**Action item:** Set down the data below once more, precisely as it reads.

________________________________________

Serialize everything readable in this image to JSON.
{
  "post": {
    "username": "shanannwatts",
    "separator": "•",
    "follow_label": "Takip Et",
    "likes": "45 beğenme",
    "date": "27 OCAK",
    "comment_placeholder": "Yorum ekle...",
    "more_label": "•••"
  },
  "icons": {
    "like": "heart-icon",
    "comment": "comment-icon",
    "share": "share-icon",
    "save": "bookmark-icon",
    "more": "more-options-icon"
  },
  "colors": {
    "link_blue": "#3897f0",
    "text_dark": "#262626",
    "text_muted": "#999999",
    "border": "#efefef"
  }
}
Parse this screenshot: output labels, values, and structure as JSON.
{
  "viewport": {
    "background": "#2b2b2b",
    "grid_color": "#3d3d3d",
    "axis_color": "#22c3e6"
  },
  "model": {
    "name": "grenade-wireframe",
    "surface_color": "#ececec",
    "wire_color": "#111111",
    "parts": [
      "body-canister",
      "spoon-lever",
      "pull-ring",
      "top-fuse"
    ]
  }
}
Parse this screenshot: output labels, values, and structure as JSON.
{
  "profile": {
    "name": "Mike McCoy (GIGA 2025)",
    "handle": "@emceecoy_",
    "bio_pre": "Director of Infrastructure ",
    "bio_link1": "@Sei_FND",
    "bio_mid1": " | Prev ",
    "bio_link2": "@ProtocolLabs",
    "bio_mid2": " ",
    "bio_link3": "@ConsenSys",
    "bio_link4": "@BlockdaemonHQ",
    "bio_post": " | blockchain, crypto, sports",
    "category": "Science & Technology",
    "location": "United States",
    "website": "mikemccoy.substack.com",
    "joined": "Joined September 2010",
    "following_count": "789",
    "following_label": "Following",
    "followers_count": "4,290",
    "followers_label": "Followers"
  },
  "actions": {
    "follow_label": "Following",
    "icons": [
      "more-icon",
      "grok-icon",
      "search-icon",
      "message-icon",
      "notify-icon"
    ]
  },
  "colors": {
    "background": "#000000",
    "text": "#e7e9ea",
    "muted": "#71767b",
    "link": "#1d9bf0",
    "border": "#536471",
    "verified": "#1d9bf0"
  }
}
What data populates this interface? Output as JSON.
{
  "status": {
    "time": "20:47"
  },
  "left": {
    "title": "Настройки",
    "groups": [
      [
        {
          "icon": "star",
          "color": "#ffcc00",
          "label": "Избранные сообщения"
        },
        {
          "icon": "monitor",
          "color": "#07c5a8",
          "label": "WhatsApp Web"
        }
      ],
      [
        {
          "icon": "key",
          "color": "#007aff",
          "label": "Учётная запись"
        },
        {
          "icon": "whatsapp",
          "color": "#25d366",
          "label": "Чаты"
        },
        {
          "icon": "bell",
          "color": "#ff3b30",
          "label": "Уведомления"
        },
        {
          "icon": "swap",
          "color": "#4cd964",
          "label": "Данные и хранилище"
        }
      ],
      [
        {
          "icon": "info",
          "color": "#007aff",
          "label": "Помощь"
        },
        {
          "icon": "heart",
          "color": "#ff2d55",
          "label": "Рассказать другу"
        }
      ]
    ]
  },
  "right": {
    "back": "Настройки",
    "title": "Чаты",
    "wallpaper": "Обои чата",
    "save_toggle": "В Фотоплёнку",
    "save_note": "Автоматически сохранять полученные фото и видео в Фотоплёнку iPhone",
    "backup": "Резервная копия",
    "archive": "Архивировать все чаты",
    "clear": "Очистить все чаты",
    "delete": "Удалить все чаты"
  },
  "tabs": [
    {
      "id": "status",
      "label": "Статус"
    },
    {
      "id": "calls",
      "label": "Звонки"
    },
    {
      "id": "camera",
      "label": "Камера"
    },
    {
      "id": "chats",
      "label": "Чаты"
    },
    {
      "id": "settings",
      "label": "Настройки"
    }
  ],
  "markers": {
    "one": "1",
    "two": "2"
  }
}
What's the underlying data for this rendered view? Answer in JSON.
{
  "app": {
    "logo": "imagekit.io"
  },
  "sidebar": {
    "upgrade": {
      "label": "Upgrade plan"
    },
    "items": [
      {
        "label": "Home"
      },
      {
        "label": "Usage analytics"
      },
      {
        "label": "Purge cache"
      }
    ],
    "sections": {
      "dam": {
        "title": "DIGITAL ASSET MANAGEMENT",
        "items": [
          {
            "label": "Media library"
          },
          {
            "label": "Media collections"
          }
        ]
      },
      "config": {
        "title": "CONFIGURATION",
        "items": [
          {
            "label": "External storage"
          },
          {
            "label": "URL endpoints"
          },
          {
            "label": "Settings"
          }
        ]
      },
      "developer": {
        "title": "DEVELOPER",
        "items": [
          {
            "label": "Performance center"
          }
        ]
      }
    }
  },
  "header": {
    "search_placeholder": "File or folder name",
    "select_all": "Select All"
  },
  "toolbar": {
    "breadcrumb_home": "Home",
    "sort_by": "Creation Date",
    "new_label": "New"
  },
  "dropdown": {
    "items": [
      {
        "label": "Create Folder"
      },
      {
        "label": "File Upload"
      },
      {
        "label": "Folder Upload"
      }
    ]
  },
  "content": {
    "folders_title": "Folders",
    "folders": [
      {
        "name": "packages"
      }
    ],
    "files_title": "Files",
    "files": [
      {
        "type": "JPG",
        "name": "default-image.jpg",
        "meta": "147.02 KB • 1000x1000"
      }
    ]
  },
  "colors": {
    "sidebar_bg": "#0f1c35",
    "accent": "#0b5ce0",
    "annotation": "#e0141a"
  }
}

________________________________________

**Answer box:**
Serialize everything readable in this image to JSON.
{
  "post": {
    "username": "shanannwatts",
    "separator": "•",
    "follow_label": "Takip Et",
    "likes": "45 beğenme",
    "date": "27 OCAK",
    "comment_placeholder": "Yorum ekle...",
    "more_label": "•••"
  },
  "icons": {
    "like": "heart-icon",
    "comment": "comment-icon",
    "share": "share-icon",
    "save": "bookmark-icon",
    "more": "more-options-icon"
  },
  "colors": {
    "link_blue": "#3897f0",
    "text_dark": "#262626",
    "text_muted": "#999999",
    "border": "#efefef"
  }
}
Parse this screenshot: output labels, values, and structure as JSON.
{
  "viewport": {
    "background": "#2b2b2b",
    "grid_color": "#3d3d3d",
    "axis_color": "#22c3e6"
  },
  "model": {
    "name": "grenade-wireframe",
    "surface_color": "#ececec",
    "wire_color": "#111111",
    "parts": [
      "body-canister",
      "spoon-lever",
      "pull-ring",
      "top-fuse"
    ]
  }
}
Parse this screenshot: output labels, values, and structure as JSON.
{
  "profile": {
    "name": "Mike McCoy (GIGA 2025)",
    "handle": "@emceecoy_",
    "bio_pre": "Director of Infrastructure ",
    "bio_link1": "@Sei_FND",
    "bio_mid1": " | Prev ",
    "bio_link2": "@ProtocolLabs",
    "bio_mid2": " ",
    "bio_link3": "@ConsenSys",
    "bio_link4": "@BlockdaemonHQ",
    "bio_post": " | blockchain, crypto, sports",
    "category": "Science & Technology",
    "location": "United States",
    "website": "mikemccoy.substack.com",
    "joined": "Joined September 2010",
    "following_count": "789",
    "following_label": "Following",
    "followers_count": "4,290",
    "followers_label": "Followers"
  },
  "actions": {
    "follow_label": "Following",
    "icons": [
      "more-icon",
      "grok-icon",
      "search-icon",
      "message-icon",
      "notify-icon"
    ]
  },
  "colors": {
    "background": "#000000",
    "text": "#e7e9ea",
    "muted": "#71767b",
    "link": "#1d9bf0",
    "border": "#536471",
    "verified": "#1d9bf0"
  }
}
What data populates this interface? Output as JSON.
{
  "status": {
    "time": "20:47"
  },
  "left": {
    "title": "Настройки",
    "groups": [
      [
        {
          "icon": "star",
          "color": "#ffcc00",
          "label": "Избранные сообщения"
        },
        {
          "icon": "monitor",
          "color": "#07c5a8",
          "label": "WhatsApp Web"
        }
      ],
      [
        {
          "icon": "key",
          "color": "#007aff",
          "label": "Учётная запись"
        },
        {
          "icon": "whatsapp",
          "color": "#25d366",
          "label": "Чаты"
        },
        {
          "icon": "bell",
          "color": "#ff3b30",
          "label": "Уведомления"
        },
        {
          "icon": "swap",
          "color": "#4cd964",
          "label": "Данные и хранилище"
        }
      ],
      [
        {
          "icon": "info",
          "color": "#007aff",
          "label": "Помощь"
        },
        {
          "icon": "heart",
          "color": "#ff2d55",
          "label": "Рассказать другу"
        }
      ]
    ]
  },
  "right": {
    "back": "Настройки",
    "title": "Чаты",
    "wallpaper": "Обои чата",
    "save_toggle": "В Фотоплёнку",
    "save_note": "Автоматически сохранять полученные фото и видео в Фотоплёнку iPhone",
    "backup": "Резервная копия",
    "archive": "Архивировать все чаты",
    "clear": "Очистить все чаты",
    "delete": "Удалить все чаты"
  },
  "tabs": [
    {
      "id": "status",
      "label": "Статус"
    },
    {
      "id": "calls",
      "label": "Звонки"
    },
    {
      "id": "camera",
      "label": "Камера"
    },
    {
      "id": "chats",
      "label": "Чаты"
    },
    {
      "id": "settings",
      "label": "Настройки"
    }
  ],
  "markers": {
    "one": "1",
    "two": "2"
  }
}
What's the underlying data for this rendered view? Answer in JSON.
{
  "app": {
    "logo": "imagekit.io"
  },
  "sidebar": {
    "upgrade": {
      "label": "Upgrade plan"
    },
    "items": [
      {
        "label": "Home"
      },
      {
        "label": "Usage analytics"
      },
      {
        "label": "Purge cache"
      }
    ],
    "sections": {
      "dam": {
        "title": "DIGITAL ASSET MANAGEMENT",
        "items": [
          {
            "label": "Media library"
          },
          {
            "label": "Media collections"
          }
        ]
      },
      "config": {
        "title": "CONFIGURATION",
        "items": [
          {
            "label": "External storage"
          },
          {
            "label": "URL endpoints"
          },
          {
            "label": "Settings"
          }
        ]
      },
      "developer": {
        "title": "DEVELOPER",
        "items": [
          {
            "label": "Performance center"
          }
        ]
      }
    }
  },
  "header": {
    "search_placeholder": "File or folder name",
    "select_all": "Select All"
  },
  "toolbar": {
    "breadcrumb_home": "Home",
    "sort_by": "Creation Date",
    "new_label": "New"
  },
  "dropdown": {
    "items": [
      {
        "label": "Create Folder"
      },
      {
        "label": "File Upload"
      },
      {
        "label": "Folder Upload"
      }
    ]
  },
  "content": {
    "folders_title": "Folders",
    "folders": [
      {
        "name": "packages"
      }
    ],
    "files_title": "Files",
    "files": [
      {
        "type": "JPG",
        "name": "default-image.jpg",
        "meta": "147.02 KB • 1000x1000"
      }
    ]
  },
  "colors": {
    "sidebar_bg": "#0f1c35",
    "accent": "#0b5ce0",
    "annotation": "#e0141a"
  }
}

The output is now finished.